Wednesday, 26 June 2013 00:00
By Blind Side
With the inter-school rugby season almost coming to a close, it would be opportune to analyse some of the blunders the association which governs schools’ rugby, namely the Sri Lanka Schools’ Rugby Football Association (SLSRFA), has committed. Some of these have been highlighted in the print media while others have not.
A couple of weeks ago the SLSRFR decided not to appoint referees for schools’ rugby matches. This resulted in a match which should have been played in Kandy being cancelled as the appointed referee had not turned up at the venue.
Though SLSRFR’s decision which had been taken for the safety and protection of its members is reported to have been communicated to SLSRFA, the latter had acted irresponsibly by failing to inform such decision to the two schools.
The well-known principle of courtesy was therefore flouted by SLSRFA on this occasion.
The newspapers reported that a communication breakdown between SLSRFR and SLSRFA had led to the above decision taken by the former, not to blow at school matches not being conveyed to the two schools.
One of the teams affected by this irresponsible act by SLSRFA claimed that they spent over a lakh of rupees only for hiring buses for providing transport for their players from Colombo to Kandy.
When popular and advanced modes of communication such as the telephone, fax, e-mail and text messages are being widely used even by students in primary classes, how and why the SLSRFA failed to perform their responsibilities by using one of these modes of communication becomes questionable. The individuals who were responsible for this serious lapse should be identified and held accountable. Furthermore, they should be compelled to make good the financial losses incurred by the two schools.
The SLSRFA has already drawn a lot of flak from the rugby-loving public regarding the double standards it has adopted regarding two separate incidents involving the Royal College team.
The first incident was their walk out from the playing field, while a match was in progress, claiming concerns regarding the safety of their players.
After the match was abandoned the Principal of Royal announced over the public address system that he had decided to award victory to the Isipathana College team which remained on the field and was willing to continue the game.
The Royal Principal was also a member of the presentation party when the trophy was awarded to Isipathana.
However, SLSRFA issued a press statement few days later, and announced that the Royal vs. Isipathana match will be treated as a draw, with the score being made 20 all. However, SLSRFA’s website - http://www.slsrfa.com/category/singer-div-1a/ still displays the score as 27-20 in favour of Isipathana.
The rugby-loving fraternity was thoroughly confused as to the basis on which SLSRFA decided to change the official results of that match. This high-handed act of SLSRFA was criticised by none other than Jonathan Kaplan, a South African born referee of international repute.
SLSRFA had also not imposed punishment, in accordance with Rules 9.1 and 9.2 displayed on their own website, on Royal College, for walking out of that match.
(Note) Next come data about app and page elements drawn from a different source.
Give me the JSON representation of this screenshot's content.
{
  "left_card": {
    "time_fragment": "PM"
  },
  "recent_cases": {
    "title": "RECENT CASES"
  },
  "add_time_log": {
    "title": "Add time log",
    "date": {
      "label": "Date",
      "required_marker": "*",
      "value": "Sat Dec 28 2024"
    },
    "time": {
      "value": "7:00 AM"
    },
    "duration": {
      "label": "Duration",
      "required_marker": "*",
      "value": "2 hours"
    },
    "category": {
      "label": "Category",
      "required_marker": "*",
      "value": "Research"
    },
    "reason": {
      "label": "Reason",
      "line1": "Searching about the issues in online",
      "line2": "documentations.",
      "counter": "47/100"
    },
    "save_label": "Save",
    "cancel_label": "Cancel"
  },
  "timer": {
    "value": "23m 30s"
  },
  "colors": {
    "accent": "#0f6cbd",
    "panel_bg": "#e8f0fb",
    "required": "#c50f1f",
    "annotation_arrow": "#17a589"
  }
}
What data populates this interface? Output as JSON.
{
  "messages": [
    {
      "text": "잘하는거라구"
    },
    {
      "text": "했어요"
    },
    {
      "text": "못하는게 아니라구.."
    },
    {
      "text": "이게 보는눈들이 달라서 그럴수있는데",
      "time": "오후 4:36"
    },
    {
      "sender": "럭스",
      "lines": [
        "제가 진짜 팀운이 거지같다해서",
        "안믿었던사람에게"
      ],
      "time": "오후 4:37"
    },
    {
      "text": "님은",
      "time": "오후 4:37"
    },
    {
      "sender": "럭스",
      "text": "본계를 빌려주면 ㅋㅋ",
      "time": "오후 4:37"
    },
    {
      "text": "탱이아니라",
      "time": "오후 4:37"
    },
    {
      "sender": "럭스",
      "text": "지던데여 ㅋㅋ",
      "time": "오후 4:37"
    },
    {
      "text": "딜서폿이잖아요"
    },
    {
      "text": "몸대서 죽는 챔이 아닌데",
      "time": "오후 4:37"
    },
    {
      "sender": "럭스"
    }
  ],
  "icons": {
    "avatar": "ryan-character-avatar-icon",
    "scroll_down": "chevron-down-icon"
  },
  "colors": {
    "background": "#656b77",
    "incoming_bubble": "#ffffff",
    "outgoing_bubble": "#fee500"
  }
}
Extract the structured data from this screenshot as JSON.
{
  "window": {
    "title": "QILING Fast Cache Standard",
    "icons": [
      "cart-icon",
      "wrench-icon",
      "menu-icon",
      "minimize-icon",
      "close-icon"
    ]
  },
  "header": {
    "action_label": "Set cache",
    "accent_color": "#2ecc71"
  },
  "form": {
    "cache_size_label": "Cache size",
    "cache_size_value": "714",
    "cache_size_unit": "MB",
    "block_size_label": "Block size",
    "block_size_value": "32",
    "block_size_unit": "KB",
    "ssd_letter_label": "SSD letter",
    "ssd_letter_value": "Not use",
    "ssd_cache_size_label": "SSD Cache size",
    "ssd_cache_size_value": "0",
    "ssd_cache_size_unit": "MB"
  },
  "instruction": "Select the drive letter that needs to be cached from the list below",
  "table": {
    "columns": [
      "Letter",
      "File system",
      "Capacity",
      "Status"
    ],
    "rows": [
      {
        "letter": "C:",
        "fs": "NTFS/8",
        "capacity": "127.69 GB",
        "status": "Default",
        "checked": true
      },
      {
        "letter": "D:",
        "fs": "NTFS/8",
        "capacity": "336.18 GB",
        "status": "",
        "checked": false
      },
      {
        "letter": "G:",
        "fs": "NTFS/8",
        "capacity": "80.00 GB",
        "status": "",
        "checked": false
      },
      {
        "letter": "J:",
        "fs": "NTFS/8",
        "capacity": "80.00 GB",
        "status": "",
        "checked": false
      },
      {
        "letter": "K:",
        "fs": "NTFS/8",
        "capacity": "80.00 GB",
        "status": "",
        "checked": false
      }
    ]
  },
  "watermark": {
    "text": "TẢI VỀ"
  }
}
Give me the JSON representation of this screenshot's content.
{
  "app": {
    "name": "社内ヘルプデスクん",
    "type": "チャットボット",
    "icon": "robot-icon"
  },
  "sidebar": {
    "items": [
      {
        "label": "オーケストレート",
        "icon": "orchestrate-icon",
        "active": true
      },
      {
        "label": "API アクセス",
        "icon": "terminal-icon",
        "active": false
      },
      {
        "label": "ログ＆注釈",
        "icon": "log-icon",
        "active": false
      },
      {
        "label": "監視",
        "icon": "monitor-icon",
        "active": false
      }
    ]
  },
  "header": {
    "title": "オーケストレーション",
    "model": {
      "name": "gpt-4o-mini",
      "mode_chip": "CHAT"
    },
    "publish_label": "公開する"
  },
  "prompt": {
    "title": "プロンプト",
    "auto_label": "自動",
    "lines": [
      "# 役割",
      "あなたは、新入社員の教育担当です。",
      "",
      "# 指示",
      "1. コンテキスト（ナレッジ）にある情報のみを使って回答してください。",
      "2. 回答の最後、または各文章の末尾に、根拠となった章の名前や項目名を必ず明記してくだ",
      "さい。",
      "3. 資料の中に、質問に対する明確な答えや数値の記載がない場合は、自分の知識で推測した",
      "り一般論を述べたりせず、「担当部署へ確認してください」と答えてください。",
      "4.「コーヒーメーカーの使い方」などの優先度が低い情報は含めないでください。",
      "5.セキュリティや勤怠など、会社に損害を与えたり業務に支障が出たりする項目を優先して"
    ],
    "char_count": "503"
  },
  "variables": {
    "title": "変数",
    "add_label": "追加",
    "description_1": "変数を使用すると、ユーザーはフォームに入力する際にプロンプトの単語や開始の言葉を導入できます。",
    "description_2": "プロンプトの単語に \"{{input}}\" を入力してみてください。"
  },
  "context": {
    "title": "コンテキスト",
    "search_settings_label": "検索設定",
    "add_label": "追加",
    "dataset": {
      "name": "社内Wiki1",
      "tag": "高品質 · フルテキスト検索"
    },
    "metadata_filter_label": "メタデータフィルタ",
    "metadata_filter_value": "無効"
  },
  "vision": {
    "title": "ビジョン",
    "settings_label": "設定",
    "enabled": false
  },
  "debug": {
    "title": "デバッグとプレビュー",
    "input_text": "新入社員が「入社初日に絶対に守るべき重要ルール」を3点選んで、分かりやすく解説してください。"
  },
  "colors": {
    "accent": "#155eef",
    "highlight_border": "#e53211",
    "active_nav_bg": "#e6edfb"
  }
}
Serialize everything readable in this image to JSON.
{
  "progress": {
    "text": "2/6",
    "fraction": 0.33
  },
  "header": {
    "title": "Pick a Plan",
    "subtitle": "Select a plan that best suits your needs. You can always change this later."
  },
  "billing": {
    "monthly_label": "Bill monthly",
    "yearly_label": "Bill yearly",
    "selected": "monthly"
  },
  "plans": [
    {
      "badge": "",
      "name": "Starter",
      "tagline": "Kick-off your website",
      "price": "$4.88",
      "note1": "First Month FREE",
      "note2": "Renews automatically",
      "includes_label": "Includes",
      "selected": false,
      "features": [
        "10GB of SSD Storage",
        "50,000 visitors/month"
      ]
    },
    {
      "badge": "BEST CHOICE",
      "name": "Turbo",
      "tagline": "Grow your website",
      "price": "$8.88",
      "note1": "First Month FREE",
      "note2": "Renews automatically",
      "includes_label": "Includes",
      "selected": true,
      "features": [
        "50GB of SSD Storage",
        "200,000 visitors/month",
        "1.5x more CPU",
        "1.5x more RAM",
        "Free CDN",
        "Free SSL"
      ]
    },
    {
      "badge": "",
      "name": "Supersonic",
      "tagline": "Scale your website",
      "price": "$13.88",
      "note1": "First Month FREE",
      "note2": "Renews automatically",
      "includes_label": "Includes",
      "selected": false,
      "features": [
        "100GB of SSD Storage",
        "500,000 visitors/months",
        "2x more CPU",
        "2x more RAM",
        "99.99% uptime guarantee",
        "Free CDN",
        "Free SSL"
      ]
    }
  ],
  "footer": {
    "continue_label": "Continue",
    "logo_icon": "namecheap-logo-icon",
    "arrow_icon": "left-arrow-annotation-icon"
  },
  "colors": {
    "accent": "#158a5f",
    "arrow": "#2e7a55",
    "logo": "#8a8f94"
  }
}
SLSRFA’s failure to take disciplinary action for this offence would create a bad precedent whereby it would be compelled to tolerate if other schools decide to stage walk outs citing various flimsy excuses, like what Royal have done.
The second incident took place at the second leg of the Bradby, played at the Royal Complex.
The question to be answered by the SLSRFA in regard to this incident is why it has still not taken any action against Royal College for pushing/shoving, head butting and punching the Trinity players even before the game commenced.
This act of aggression was done by the Royal team by forcibly entering the opponent’s territory. Is the SLSRFA adopting a biased attitude towards Royal College?
Another incident worth mentioning is last year’s League Championship. Sources close to Isipathana claimed last year that a protest was lodged by them against Vidyartha College, for fielding an ineligible player. However, the SLSRFR had ignored the protest, adducing the reason that it did not wish to be bound by the evidence Isipathana had produced in the form of video clips and photographs. Subsequently Isipathana successfully appealed against the decision of the SLSRFA.
The Ministry of Education conducted an inquiry, found Vidyartha College guilty of having committed the offence and imposed a punishment.
However, the result of this year’s match between Royal and Isipathana, which was abandoned as a result of the abrupt walk-out by the former, was changed by SLSRFA. This decision had reportedly been taken after an inquiry panel viewed a Chanel 4 type video clip, hosted on YouTube and given wide publicity by the Royal College Media Unit.
From the few incidents quoted above, it is amply evident that SLSRFA lacks transparency and is run by a set of people who lack efficiency and basic managerial skills and above all, impartiality.
It is high time that the Ministry of Education and the Ministry of Sports intervene and take action to appoint an interim committee so that activities of this association could be conducted in a professional manner, until all remaining schools’ rugby matches, including the knock-out tournament, are completed.
It would be imperative for competent personnel, who have a good knowledge of the game and administrative skills, be appointed to such an interim committee.